BEGIN Data to examine

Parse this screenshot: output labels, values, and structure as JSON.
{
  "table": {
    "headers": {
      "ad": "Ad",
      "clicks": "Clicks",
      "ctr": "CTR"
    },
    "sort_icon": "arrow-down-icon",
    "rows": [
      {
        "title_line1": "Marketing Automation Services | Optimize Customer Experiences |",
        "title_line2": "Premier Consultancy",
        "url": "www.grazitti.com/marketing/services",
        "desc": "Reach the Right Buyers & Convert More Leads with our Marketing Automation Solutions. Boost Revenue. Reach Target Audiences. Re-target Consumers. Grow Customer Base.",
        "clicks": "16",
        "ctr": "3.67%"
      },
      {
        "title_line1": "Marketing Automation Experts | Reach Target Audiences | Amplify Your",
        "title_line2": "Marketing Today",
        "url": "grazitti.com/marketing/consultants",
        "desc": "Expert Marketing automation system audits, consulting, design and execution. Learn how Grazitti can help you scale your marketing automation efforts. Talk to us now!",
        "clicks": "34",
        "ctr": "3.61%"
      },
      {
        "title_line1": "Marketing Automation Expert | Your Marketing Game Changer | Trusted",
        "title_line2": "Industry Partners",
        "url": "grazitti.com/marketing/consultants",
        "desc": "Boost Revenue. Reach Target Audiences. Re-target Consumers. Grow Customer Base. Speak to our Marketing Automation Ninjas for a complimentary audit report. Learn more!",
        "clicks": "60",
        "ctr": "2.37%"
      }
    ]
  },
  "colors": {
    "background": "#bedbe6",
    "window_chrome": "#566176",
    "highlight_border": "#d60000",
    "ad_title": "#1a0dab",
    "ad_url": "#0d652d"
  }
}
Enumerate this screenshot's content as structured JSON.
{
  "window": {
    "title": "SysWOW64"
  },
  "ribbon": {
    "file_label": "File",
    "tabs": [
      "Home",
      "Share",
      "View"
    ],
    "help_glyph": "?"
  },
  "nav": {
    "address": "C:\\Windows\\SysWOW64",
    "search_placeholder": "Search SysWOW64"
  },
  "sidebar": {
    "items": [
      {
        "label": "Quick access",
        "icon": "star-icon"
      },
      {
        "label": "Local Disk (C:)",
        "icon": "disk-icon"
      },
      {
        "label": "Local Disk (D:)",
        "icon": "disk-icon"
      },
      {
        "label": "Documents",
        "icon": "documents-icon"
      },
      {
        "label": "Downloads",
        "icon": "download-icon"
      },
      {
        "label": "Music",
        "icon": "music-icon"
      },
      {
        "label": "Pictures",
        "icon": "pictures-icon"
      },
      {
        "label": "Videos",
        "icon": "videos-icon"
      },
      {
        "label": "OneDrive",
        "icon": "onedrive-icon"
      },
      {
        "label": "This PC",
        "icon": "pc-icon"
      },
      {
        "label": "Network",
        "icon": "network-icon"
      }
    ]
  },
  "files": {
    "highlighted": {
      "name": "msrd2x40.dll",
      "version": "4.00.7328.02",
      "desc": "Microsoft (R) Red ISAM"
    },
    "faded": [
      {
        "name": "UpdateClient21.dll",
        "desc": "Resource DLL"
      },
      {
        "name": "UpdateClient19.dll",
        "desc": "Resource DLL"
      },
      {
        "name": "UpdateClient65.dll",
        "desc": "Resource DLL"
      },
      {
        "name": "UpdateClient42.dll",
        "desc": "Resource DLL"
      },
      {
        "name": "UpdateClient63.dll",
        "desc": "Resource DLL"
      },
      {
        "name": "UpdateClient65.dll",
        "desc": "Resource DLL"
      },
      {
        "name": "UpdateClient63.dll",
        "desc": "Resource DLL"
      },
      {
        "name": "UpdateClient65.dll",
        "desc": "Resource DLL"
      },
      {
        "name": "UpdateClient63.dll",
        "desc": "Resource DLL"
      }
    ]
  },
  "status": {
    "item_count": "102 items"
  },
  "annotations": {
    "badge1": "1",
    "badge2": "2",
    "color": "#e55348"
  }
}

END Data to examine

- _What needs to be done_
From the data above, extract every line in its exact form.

- _Your solution_
Parse this screenshot: output labels, values, and structure as JSON.
{
  "table": {
    "headers": {
      "ad": "Ad",
      "clicks": "Clicks",
      "ctr": "CTR"
    },
    "sort_icon": "arrow-down-icon",
    "rows": [
      {
        "title_line1": "Marketing Automation Services | Optimize Customer Experiences |",
        "title_line2": "Premier Consultancy",
        "url": "www.grazitti.com/marketing/services",
        "desc": "Reach the Right Buyers & Convert More Leads with our Marketing Automation Solutions. Boost Revenue. Reach Target Audiences. Re-target Consumers. Grow Customer Base.",
        "clicks": "16",
        "ctr": "3.67%"
      },
      {
        "title_line1": "Marketing Automation Experts | Reach Target Audiences | Amplify Your",
        "title_line2": "Marketing Today",
        "url": "grazitti.com/marketing/consultants",
        "desc": "Expert Marketing automation system audits, consulting, design and execution. Learn how Grazitti can help you scale your marketing automation efforts. Talk to us now!",
        "clicks": "34",
        "ctr": "3.61%"
      },
      {
        "title_line1": "Marketing Automation Expert | Your Marketing Game Changer | Trusted",
        "title_line2": "Industry Partners",
        "url": "grazitti.com/marketing/consultants",
        "desc": "Boost Revenue. Reach Target Audiences. Re-target Consumers. Grow Customer Base. Speak to our Marketing Automation Ninjas for a complimentary audit report. Learn more!",
        "clicks": "60",
        "ctr": "2.37%"
      }
    ]
  },
  "colors": {
    "background": "#bedbe6",
    "window_chrome": "#566176",
    "highlight_border": "#d60000",
    "ad_title": "#1a0dab",
    "ad_url": "#0d652d"
  }
}
Enumerate this screenshot's content as structured JSON.
{
  "window": {
    "title": "SysWOW64"
  },
  "ribbon": {
    "file_label": "File",
    "tabs": [
      "Home",
      "Share",
      "View"
    ],
    "help_glyph": "?"
  },
  "nav": {
    "address": "C:\\Windows\\SysWOW64",
    "search_placeholder": "Search SysWOW64"
  },
  "sidebar": {
    "items": [
      {
        "label": "Quick access",
        "icon": "star-icon"
      },
      {
        "label": "Local Disk (C:)",
        "icon": "disk-icon"
      },
      {
        "label": "Local Disk (D:)",
        "icon": "disk-icon"
      },
      {
        "label": "Documents",
        "icon": "documents-icon"
      },
      {
        "label": "Downloads",
        "icon": "download-icon"
      },
      {
        "label": "Music",
        "icon": "music-icon"
      },
      {
        "label": "Pictures",
        "icon": "pictures-icon"
      },
      {
        "label": "Videos",
        "icon": "videos-icon"
      },
      {
        "label": "OneDrive",
        "icon": "onedrive-icon"
      },
      {
        "label": "This PC",
        "icon": "pc-icon"
      },
      {
        "label": "Network",
        "icon": "network-icon"
      }
    ]
  },
  "files": {
    "highlighted": {
      "name": "msrd2x40.dll",
      "version": "4.00.7328.02",
      "desc": "Microsoft (R) Red ISAM"
    },
    "faded": [
      {
        "name": "UpdateClient21.dll",
        "desc": "Resource DLL"
      },
      {
        "name": "UpdateClient19.dll",
        "desc": "Resource DLL"
      },
      {
        "name": "UpdateClient65.dll",
        "desc": "Resource DLL"
      },
      {
        "name": "UpdateClient42.dll",
        "desc": "Resource DLL"
      },
      {
        "name": "UpdateClient63.dll",
        "desc": "Resource DLL"
      },
      {
        "name": "UpdateClient65.dll",
        "desc": "Resource DLL"
      },
      {
        "name": "UpdateClient63.dll",
        "desc": "Resource DLL"
      },
      {
        "name": "UpdateClient65.dll",
        "desc": "Resource DLL"
      },
      {
        "name": "UpdateClient63.dll",
        "desc": "Resource DLL"
      }
    ]
  },
  "status": {
    "item_count": "102 items"
  },
  "annotations": {
    "badge1": "1",
    "badge2": "2",
    "color": "#e55348"
  }
}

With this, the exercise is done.